TASK TO CARRY OUT |
Print out each record below, unaltered and complete, without its images.

Excerpts from an interface dataset:
Content starts
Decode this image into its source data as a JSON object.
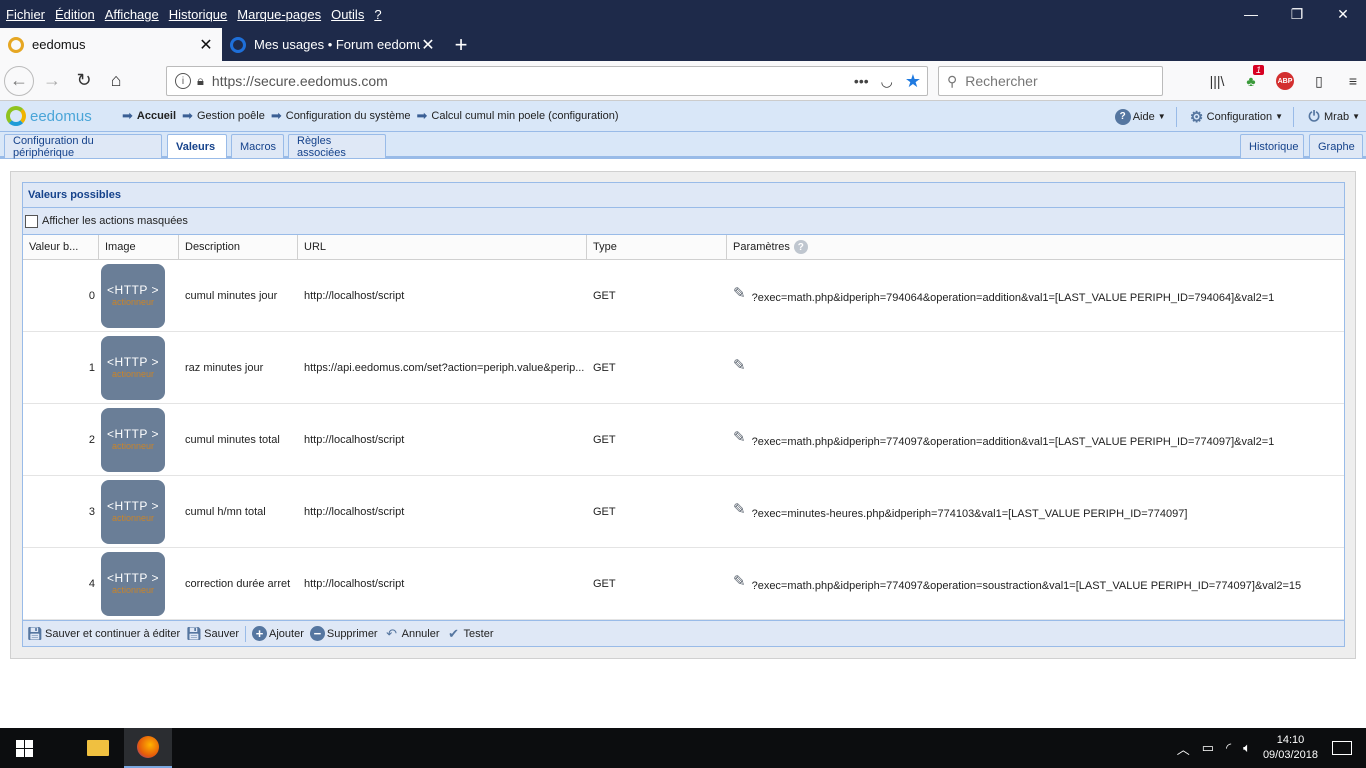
{
  "menubar": [
    "Fichier",
    "Édition",
    "Affichage",
    "Historique",
    "Marque-pages",
    "Outils",
    "?"
  ],
  "window_controls": {
    "minimize": "—",
    "restore": "❐",
    "close": "✕"
  },
  "tabs": [
    {
      "label": "eedomus",
      "close": "✕",
      "active": true
    },
    {
      "label": "Mes usages • Forum eedomus",
      "close": "✕",
      "active": false
    }
  ],
  "newtab": "+",
  "nav": {
    "url": "https://secure.eedomus.com",
    "search_placeholder": "Rechercher",
    "more": "•••",
    "addon_badge": "1",
    "abp": "ABP"
  },
  "app": {
    "logo": "eedomus",
    "breadcrumbs": [
      "Accueil",
      "Gestion poêle",
      "Configuration du système",
      "Calcul cumul min poele (configuration)"
    ],
    "menu": {
      "help": "Aide",
      "config": "Configuration",
      "user": "Mrab"
    }
  },
  "page_tabs": {
    "left": [
      "Configuration du périphérique",
      "Valeurs",
      "Macros",
      "Règles associées"
    ],
    "right": [
      "Historique",
      "Graphe"
    ]
  },
  "panel": {
    "title": "Valeurs possibles",
    "show_hidden_label": "Afficher les actions masquées",
    "columns": [
      "Valeur b...",
      "Image",
      "Description",
      "URL",
      "Type",
      "Paramètres"
    ],
    "help_glyph": "?",
    "icon_text": {
      "top": "<HTTP >",
      "bottom": "actionneur"
    },
    "rows": [
      {
        "value": "0",
        "description": "cumul minutes jour",
        "url": "http://localhost/script",
        "type": "GET",
        "params": "?exec=math.php&idperiph=794064&operation=addition&val1=[LAST_VALUE PERIPH_ID=794064]&val2=1"
      },
      {
        "value": "1",
        "description": "raz minutes jour",
        "url": "https://api.eedomus.com/set?action=periph.value&perip...",
        "type": "GET",
        "params": ""
      },
      {
        "value": "2",
        "description": "cumul minutes total",
        "url": "http://localhost/script",
        "type": "GET",
        "params": "?exec=math.php&idperiph=774097&operation=addition&val1=[LAST_VALUE PERIPH_ID=774097]&val2=1"
      },
      {
        "value": "3",
        "description": "cumul h/mn total",
        "url": "http://localhost/script",
        "type": "GET",
        "params": "?exec=minutes-heures.php&idperiph=774103&val1=[LAST_VALUE PERIPH_ID=774097]"
      },
      {
        "value": "4",
        "description": "correction durée arret",
        "url": "http://localhost/script",
        "type": "GET",
        "params": "?exec=math.php&idperiph=774097&operation=soustraction&val1=[LAST_VALUE PERIPH_ID=774097]&val2=15"
      }
    ],
    "footer": [
      "Sauver et continuer à éditer",
      "Sauver",
      "Ajouter",
      "Supprimer",
      "Annuler",
      "Tester"
    ]
  },
  "taskbar": {
    "time": "14:10",
    "date": "09/03/2018"
  }
}
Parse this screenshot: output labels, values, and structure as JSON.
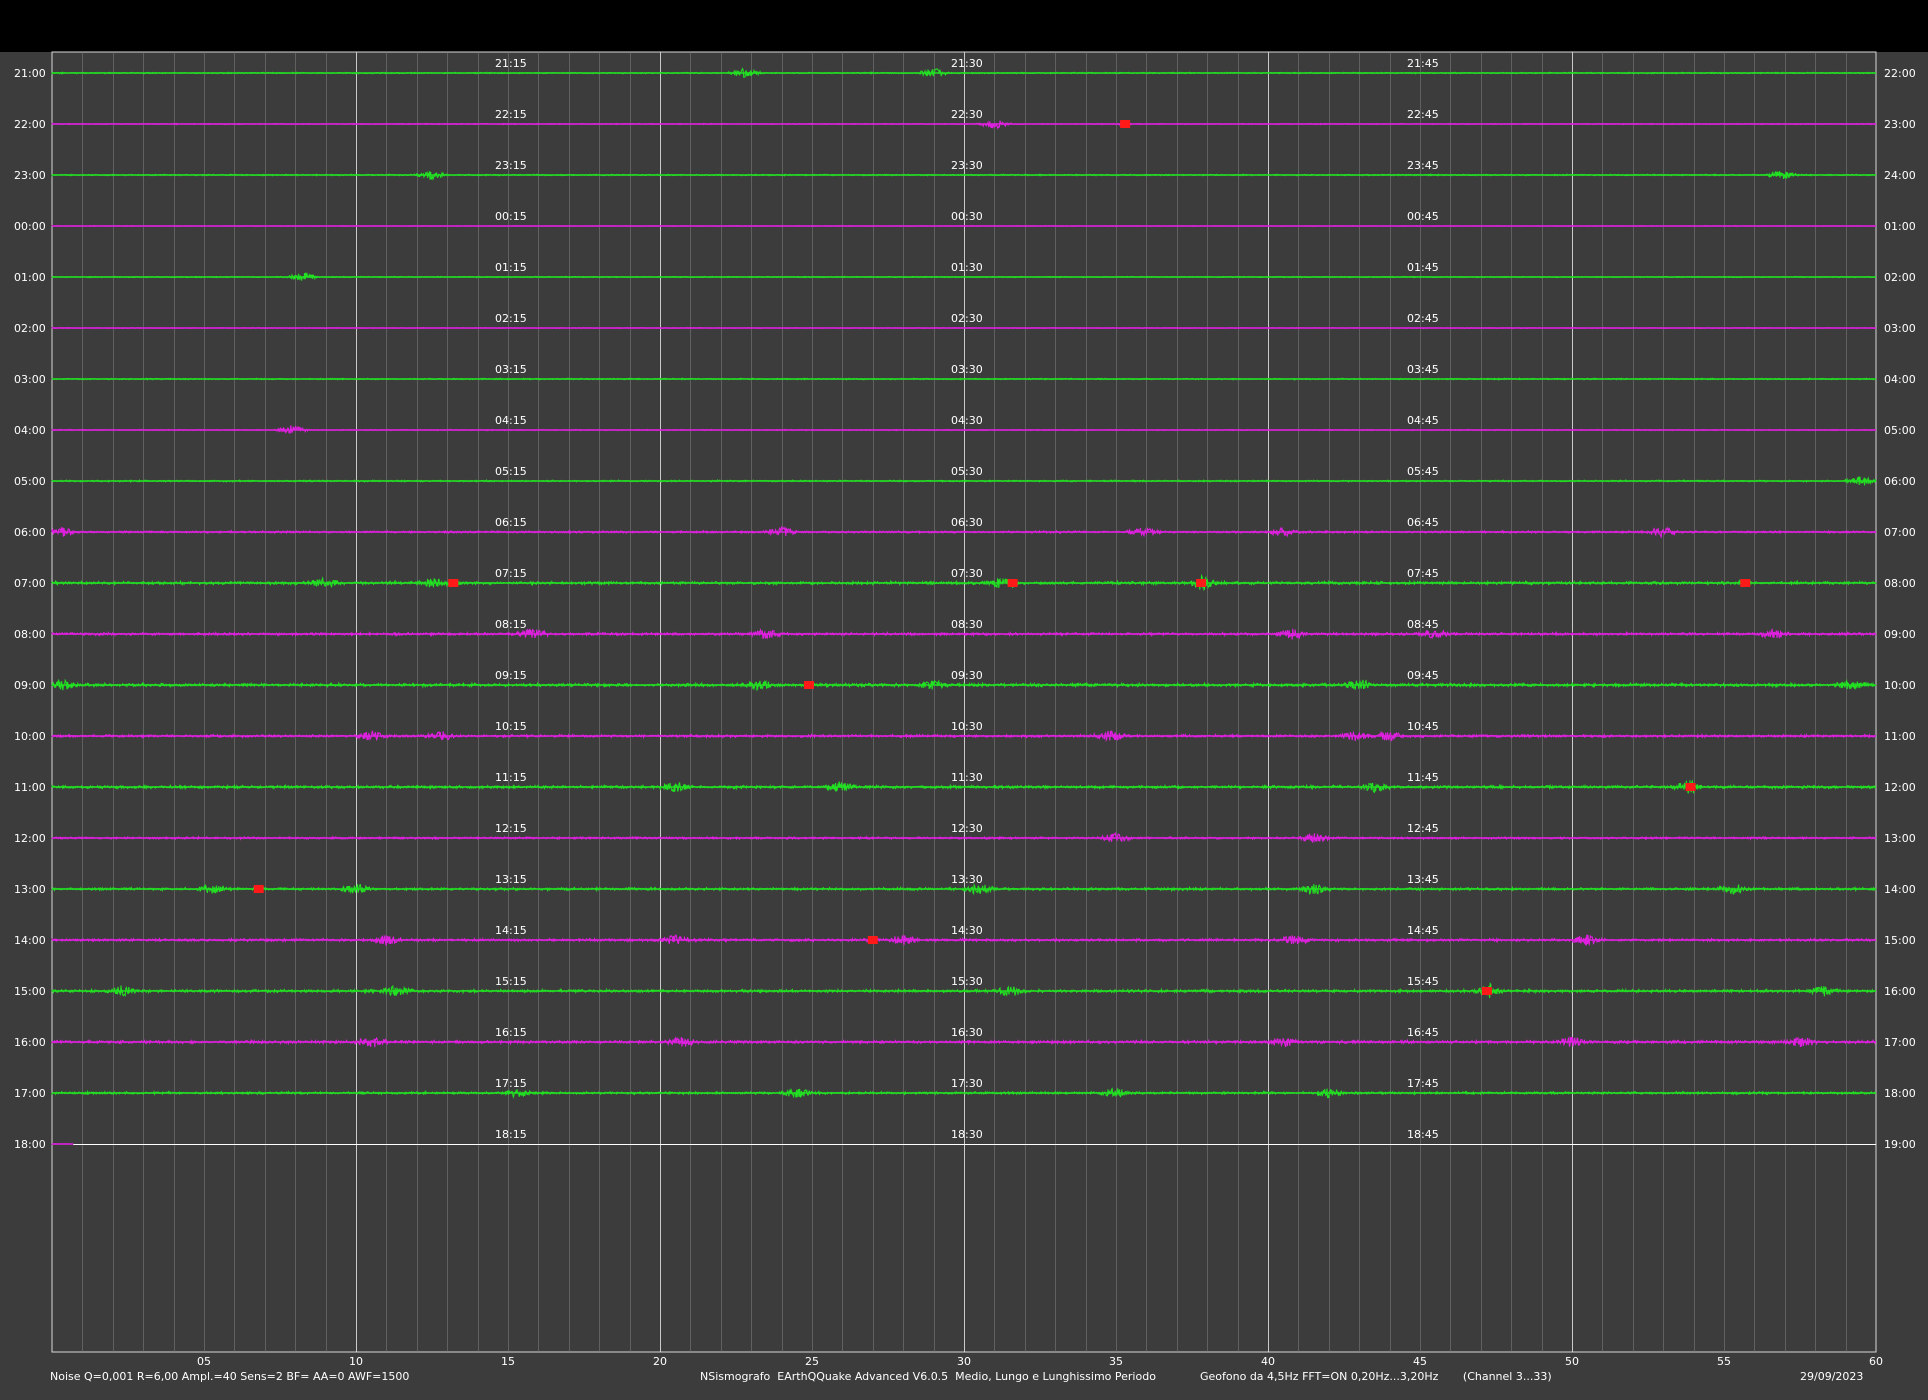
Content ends
RESULT OF THIS TASK |
Decode this image into its source data as a JSON object.
{
  "menubar": [
    "Fichier",
    "Édition",
    "Affichage",
    "Historique",
    "Marque-pages",
    "Outils",
    "?"
  ],
  "window_controls": {
    "minimize": "—",
    "restore": "❐",
    "close": "✕"
  },
  "tabs": [
    {
      "label": "eedomus",
      "close": "✕",
      "active": true
    },
    {
      "label": "Mes usages • Forum eedomus",
      "close": "✕",
      "active": false
    }
  ],
  "newtab": "+",
  "nav": {
    "url": "https://secure.eedomus.com",
    "search_placeholder": "Rechercher",
    "more": "•••",
    "addon_badge": "1",
    "abp": "ABP"
  },
  "app": {
    "logo": "eedomus",
    "breadcrumbs": [
      "Accueil",
      "Gestion poêle",
      "Configuration du système",
      "Calcul cumul min poele (configuration)"
    ],
    "menu": {
      "help": "Aide",
      "config": "Configuration",
      "user": "Mrab"
    }
  },
  "page_tabs": {
    "left": [
      "Configuration du périphérique",
      "Valeurs",
      "Macros",
      "Règles associées"
    ],
    "right": [
      "Historique",
      "Graphe"
    ]
  },
  "panel": {
    "title": "Valeurs possibles",
    "show_hidden_label": "Afficher les actions masquées",
    "columns": [
      "Valeur b...",
      "Image",
      "Description",
      "URL",
      "Type",
      "Paramètres"
    ],
    "help_glyph": "?",
    "icon_text": {
      "top": "<HTTP >",
      "bottom": "actionneur"
    },
    "rows": [
      {
        "value": "0",
        "description": "cumul minutes jour",
        "url": "http://localhost/script",
        "type": "GET",
        "params": "?exec=math.php&idperiph=794064&operation=addition&val1=[LAST_VALUE PERIPH_ID=794064]&val2=1"
      },
      {
        "value": "1",
        "description": "raz minutes jour",
        "url": "https://api.eedomus.com/set?action=periph.value&perip...",
        "type": "GET",
        "params": ""
      },
      {
        "value": "2",
        "description": "cumul minutes total",
        "url": "http://localhost/script",
        "type": "GET",
        "params": "?exec=math.php&idperiph=774097&operation=addition&val1=[LAST_VALUE PERIPH_ID=774097]&val2=1"
      },
      {
        "value": "3",
        "description": "cumul h/mn total",
        "url": "http://localhost/script",
        "type": "GET",
        "params": "?exec=minutes-heures.php&idperiph=774103&val1=[LAST_VALUE PERIPH_ID=774097]"
      },
      {
        "value": "4",
        "description": "correction durée arret",
        "url": "http://localhost/script",
        "type": "GET",
        "params": "?exec=math.php&idperiph=774097&operation=soustraction&val1=[LAST_VALUE PERIPH_ID=774097]&val2=15"
      }
    ],
    "footer": [
      "Sauver et continuer à éditer",
      "Sauver",
      "Ajouter",
      "Supprimer",
      "Annuler",
      "Tester"
    ]
  },
  "taskbar": {
    "time": "14:10",
    "date": "09/03/2018"
  }
}
Parse this screenshot: output labels, values, and structure as JSON.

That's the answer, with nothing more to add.